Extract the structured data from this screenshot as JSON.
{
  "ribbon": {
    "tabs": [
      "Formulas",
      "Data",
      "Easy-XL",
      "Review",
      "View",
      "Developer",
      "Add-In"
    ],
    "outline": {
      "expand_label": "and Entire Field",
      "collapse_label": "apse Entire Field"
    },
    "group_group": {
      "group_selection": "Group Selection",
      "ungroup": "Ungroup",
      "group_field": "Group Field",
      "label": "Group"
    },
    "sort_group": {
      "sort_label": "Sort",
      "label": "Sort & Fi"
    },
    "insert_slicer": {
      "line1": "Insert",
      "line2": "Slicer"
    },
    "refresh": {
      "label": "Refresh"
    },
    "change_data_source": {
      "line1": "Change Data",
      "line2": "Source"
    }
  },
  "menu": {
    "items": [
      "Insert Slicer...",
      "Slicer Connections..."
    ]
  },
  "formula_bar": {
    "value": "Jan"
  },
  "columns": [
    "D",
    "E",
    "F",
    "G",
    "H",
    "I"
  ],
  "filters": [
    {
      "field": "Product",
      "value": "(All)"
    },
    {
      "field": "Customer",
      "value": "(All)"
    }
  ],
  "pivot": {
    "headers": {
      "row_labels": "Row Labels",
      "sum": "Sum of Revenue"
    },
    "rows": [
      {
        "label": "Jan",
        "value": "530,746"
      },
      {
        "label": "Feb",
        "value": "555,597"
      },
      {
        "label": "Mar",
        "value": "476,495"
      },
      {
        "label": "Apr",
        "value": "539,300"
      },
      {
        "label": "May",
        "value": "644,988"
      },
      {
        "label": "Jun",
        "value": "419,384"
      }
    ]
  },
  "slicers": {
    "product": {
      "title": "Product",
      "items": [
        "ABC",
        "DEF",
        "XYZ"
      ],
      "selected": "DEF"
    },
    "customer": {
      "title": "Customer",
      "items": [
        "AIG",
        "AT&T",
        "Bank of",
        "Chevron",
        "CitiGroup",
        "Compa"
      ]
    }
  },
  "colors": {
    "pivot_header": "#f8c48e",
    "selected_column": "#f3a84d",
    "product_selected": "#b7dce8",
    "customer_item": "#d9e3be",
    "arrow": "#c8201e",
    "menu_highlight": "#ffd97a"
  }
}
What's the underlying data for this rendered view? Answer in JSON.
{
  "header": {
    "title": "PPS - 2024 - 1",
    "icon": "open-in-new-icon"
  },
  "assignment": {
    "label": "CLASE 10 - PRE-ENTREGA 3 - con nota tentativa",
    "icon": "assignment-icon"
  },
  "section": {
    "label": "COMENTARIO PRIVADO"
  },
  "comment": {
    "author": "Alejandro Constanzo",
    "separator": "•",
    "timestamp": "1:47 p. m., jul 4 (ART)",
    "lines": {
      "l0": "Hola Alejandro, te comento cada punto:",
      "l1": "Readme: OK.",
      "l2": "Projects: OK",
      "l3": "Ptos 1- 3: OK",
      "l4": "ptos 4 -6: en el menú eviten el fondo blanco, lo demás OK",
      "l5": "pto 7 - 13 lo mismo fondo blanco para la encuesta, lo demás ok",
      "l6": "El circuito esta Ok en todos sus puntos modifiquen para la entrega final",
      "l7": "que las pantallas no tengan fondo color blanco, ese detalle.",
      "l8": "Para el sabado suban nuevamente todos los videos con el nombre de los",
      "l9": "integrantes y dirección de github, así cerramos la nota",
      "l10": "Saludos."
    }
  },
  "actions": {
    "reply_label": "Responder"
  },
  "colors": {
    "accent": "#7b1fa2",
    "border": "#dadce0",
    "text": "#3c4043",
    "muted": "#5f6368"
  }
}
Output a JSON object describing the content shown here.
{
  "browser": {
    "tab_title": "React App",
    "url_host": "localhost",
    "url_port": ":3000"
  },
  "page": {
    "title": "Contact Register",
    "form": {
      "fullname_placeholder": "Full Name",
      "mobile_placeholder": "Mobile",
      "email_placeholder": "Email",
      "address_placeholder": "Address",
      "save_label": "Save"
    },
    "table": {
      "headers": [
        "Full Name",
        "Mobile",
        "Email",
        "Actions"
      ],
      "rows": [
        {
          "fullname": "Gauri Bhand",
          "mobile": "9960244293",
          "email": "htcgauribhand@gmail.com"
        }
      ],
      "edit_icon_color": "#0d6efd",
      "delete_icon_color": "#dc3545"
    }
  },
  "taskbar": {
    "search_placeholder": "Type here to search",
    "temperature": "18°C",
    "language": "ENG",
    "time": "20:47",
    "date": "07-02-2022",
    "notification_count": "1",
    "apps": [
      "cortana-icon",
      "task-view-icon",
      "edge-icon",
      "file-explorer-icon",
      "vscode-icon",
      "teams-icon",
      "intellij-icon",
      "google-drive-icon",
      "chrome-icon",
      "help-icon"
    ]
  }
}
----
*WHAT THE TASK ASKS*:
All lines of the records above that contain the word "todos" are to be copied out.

*RESULT OF THIS EXERCISE*:
      "l6": "El circuito esta Ok en todos sus puntos modifiquen para la entrega final",
      "l8": "Para el sabado suban nuevamente todos los videos con el nombre de los",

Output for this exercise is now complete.